Opinion: Lena Dunham and Mindy Kaling take on the body shamers
If you think Lena Dunham’s nudity in “Girls” is a revolutionary act because her body doesn’t conform to Hollywood’s skin-and-bones-and-boobs ideal (and I do!), then you really have to give her props for taking that unapologetic attitude about her figure to another level in last week’s episode of “Girls.”
Dunham’s character, Hannah Horvath, is often seen in various states of undress, but those scenes usually take place in the privacy of her apartment. In this episode, however, we rarely see her fully clothed.
Instead, she spends most of the 30 minutes in a green string bikini. Which makes sense given that the episode, “Beach House,” takes place in the New York vacation town of North Fork. But she doesn’t even cover up when the girls go into town for groceries.

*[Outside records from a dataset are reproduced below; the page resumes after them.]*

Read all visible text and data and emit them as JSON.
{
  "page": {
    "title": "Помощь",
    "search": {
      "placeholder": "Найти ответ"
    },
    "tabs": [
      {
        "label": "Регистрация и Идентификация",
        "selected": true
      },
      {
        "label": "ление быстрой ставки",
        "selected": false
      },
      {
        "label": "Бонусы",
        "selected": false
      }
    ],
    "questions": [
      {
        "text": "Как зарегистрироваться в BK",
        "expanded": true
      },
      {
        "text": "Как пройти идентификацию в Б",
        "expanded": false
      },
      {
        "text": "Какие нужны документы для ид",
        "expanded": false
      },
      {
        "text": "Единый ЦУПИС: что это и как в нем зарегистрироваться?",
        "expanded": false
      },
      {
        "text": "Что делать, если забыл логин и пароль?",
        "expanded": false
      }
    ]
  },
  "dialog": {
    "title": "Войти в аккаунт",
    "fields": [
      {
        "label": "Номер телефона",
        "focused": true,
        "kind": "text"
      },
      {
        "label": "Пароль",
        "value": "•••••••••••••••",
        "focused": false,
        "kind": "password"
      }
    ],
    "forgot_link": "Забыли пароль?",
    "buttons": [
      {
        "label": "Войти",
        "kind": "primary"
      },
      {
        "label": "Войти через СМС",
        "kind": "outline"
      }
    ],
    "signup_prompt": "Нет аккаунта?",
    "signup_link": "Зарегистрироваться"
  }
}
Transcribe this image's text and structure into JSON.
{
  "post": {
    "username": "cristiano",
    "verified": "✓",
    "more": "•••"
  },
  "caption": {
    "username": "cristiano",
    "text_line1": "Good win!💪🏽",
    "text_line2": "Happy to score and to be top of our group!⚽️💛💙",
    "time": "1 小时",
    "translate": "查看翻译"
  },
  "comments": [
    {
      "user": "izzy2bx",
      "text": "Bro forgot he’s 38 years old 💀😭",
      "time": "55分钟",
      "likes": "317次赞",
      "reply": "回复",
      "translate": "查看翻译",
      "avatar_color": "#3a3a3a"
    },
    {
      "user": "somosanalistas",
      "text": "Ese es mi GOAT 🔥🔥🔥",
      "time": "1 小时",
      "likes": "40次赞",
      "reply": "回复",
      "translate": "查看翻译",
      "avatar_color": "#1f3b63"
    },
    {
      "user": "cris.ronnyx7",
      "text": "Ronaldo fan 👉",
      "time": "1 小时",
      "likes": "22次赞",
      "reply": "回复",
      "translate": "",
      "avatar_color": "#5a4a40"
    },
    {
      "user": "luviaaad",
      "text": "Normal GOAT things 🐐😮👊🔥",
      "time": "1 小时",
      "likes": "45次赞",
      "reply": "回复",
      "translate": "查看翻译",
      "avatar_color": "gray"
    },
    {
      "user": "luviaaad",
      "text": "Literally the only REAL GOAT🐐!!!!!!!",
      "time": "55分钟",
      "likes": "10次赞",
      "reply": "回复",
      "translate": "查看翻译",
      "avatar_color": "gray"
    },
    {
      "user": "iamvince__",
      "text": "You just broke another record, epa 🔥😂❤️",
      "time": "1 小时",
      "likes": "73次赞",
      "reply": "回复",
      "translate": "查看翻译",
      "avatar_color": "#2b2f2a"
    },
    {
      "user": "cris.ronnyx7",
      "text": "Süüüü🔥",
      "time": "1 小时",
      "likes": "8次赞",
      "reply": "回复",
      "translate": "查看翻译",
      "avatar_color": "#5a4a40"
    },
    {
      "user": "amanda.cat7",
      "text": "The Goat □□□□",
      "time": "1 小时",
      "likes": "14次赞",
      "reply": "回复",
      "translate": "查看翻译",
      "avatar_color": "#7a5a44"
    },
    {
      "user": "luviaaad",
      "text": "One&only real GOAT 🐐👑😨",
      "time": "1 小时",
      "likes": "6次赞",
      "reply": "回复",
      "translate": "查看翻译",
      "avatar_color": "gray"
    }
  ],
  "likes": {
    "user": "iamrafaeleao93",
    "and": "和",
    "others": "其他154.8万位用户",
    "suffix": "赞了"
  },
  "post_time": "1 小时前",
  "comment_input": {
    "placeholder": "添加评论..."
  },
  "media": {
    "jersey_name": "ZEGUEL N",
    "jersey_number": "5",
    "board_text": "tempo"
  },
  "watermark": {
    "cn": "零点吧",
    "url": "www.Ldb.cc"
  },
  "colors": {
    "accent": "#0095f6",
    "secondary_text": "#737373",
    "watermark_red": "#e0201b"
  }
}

It’s one thing for viewers to see Hannah get dressed in front of her boyfriend. But brazenly wearing a bathing suit in public, something that makes a lot of women cower with anxiety and self-shame? Now that’s really flying in the face of our unfair cultural expectations.
“Think about the female stars of your favorite shows: Julianna Margulies of ‘The Good Wife,’ Julia Louis-Dreyfus of ‘Veep,’ Sofia Vergara and Julie Bowen of ‘Modern Family.’ Not an ounce of visible fat on a single one of them,” Times columnist Robin Abcarian wrote.
Commenting on the episode, Abcarian praised Dunham for being a role model and embodying “the kind of self-love we’d all like to see in our daughters.”
I agree. (Not that I have a daughter, but I am a daughter, and I like the idea of moms holding up Dunham as a role model.)
I’d like to extend that praise to Mindy Kaling too. Like Dunham, Kaling defies Hollywood’s narrow standard of beauty, and she too is using her TV show “The Mindy Project” to make a statement.
Sure, her character’s shtick is girlier and more self-conscious than Dunham’s Hannah. In that way, Kaling’s character Mindy Lahiri is, at least for me, more relatable. But like Dunham, she’s confronting our perception of what’s beautiful and empowering viewers to accept their curvy, womanly figures.
In the recent episode “Danny C Is My Personal Trainer,” for example, Mindy decides to get in shape before going on a getaway that would require her to wear a bikini in front of her boyfriend. She admits to feeling bad about all of her perceived flaws, and it’s a horrible laundry list that too many women can relate to. But then we get a heartwarming, reassuring moment when Danny gives it to her straight: “You’re a woman and that’s good; look like a woman.”
But the truly beautiful moment in the episode is her nude self-appraisal. As the A.V. Club’s Gwen Ihnat wrote in her show recap, “accepting the full-on version of herself (and why not, she looks great) is not only helpful for Mindy but for everyone who has the tendency to body-shame themselves.”
Get Group Therapy
Life is stressful. Our weekly mental wellness newsletter can help.
You may occasionally receive promotional content from the Los Angeles Times.